The purpose of this paper is to present salient principles of pain management in nursing homes and other long-term care settings.Methods:
Review and author opinion.Results:
Pain is a common problem in nursing homes and other long-term care facilities. Often unrecognized and under-treated, pain is a major source of suffering and functional impairment. These patients present substantial barriers to pain assessment and management. Multiple concurrent disease processes, cognitive impairment and communication difficulties, and limited access to diagnostic technologies make assessment more difficult. Multiple medications, altered physiology and pharmacology and limited access to a variety of drug and non-drug interventions make treatment strategies more difficult to implement.Discussion:

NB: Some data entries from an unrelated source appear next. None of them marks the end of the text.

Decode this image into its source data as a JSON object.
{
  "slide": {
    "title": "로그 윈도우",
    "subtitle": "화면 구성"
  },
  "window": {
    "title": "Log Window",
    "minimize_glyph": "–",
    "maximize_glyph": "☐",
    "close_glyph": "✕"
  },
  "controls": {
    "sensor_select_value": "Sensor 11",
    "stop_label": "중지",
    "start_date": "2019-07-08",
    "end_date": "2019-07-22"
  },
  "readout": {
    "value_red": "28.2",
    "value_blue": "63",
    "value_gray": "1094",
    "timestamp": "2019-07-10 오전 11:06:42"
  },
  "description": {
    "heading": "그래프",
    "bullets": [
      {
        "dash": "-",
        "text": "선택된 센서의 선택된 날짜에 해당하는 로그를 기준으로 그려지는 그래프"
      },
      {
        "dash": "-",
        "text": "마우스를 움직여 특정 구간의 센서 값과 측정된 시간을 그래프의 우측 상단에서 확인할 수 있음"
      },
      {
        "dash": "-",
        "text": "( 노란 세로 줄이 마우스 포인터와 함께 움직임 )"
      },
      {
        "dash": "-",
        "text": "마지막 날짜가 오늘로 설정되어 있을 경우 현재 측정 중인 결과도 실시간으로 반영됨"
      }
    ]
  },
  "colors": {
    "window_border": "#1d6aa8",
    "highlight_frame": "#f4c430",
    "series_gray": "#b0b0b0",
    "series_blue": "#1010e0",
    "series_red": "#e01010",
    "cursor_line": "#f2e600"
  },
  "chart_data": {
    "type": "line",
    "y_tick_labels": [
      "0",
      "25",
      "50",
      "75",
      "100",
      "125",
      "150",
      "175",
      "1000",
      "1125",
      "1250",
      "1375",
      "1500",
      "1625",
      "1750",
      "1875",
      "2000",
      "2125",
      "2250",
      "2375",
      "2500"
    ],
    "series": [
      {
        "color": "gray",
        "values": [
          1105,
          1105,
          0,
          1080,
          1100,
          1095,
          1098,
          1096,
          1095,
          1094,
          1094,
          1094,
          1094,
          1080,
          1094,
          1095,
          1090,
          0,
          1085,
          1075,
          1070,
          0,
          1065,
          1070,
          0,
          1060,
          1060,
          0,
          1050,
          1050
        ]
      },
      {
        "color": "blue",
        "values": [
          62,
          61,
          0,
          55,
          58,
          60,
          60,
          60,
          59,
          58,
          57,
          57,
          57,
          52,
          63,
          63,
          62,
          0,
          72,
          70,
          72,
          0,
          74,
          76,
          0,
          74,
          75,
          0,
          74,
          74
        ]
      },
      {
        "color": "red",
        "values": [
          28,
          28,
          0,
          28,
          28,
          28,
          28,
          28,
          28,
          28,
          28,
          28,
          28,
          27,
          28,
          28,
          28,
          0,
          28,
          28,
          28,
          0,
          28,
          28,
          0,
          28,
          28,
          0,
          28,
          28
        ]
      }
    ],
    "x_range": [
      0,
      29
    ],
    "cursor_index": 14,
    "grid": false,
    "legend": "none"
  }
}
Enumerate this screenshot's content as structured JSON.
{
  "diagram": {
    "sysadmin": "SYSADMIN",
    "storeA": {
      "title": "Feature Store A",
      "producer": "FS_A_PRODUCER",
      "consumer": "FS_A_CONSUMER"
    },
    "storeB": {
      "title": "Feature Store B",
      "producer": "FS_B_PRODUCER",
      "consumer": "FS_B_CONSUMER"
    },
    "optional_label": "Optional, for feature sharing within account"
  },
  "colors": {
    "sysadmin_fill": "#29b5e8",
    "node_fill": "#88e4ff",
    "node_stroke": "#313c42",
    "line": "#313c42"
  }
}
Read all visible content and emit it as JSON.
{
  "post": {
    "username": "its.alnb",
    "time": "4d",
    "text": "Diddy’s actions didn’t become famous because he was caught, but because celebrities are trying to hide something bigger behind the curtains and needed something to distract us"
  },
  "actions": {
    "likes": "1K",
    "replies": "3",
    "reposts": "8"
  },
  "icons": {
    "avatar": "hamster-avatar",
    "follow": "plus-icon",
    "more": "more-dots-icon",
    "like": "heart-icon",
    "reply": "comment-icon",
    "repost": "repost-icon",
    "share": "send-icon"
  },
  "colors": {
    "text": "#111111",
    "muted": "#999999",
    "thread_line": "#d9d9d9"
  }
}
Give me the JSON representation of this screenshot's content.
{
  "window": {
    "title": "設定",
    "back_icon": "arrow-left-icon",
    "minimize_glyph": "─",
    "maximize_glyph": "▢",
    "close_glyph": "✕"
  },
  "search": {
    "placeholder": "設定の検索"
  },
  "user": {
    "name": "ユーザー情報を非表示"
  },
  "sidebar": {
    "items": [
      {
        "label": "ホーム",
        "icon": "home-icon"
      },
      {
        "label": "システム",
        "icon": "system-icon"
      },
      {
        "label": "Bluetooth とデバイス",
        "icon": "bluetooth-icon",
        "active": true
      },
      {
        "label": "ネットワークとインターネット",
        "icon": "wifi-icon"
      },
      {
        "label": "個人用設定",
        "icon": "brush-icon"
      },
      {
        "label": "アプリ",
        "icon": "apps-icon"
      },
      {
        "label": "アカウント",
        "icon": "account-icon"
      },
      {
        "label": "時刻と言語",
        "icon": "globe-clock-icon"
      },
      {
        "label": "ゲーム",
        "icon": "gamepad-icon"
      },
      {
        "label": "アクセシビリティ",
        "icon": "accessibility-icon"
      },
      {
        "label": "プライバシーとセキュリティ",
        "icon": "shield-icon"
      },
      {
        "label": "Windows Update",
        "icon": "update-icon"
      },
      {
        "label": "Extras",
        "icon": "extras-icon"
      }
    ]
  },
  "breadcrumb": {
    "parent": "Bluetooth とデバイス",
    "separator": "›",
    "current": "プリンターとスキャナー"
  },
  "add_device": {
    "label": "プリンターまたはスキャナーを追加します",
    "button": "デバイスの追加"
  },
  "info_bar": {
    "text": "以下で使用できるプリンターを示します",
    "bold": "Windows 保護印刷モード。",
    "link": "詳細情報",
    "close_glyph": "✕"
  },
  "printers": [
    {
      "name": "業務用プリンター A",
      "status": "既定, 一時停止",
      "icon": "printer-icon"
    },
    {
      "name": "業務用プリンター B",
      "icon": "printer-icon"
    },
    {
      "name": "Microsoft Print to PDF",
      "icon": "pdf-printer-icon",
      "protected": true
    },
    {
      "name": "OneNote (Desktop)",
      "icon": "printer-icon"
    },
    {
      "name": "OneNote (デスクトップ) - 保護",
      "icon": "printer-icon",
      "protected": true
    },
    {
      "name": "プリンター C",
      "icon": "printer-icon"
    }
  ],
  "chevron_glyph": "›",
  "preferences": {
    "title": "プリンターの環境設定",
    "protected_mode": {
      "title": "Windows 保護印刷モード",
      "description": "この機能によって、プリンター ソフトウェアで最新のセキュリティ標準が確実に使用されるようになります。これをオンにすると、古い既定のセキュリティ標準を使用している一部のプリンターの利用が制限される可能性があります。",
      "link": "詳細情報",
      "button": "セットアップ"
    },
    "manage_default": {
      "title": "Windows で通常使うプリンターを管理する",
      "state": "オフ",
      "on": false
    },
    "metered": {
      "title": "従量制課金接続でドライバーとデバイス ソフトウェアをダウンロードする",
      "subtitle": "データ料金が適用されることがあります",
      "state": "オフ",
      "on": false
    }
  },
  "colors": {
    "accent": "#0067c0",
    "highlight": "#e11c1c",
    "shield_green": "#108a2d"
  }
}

Clinicians who care for patients receiving long-term care services must help establish a treatment plan that is reasonable given the limited resources and skills available in nursing homes and other long-term care facilities. Medication regimens should be simplified as much as possible. Contingency plans for pain management must be anticipated and made available so that delays do not occur during medication changes or dosage adjustments. Long-term care facilities need substantial support from physicians and other pain experts for education to continuously update their skills and knowledge. As the need for health systems for frail elderly persons continues to grow, it is important to provide comfort and effective pain control appropriate for these new settings.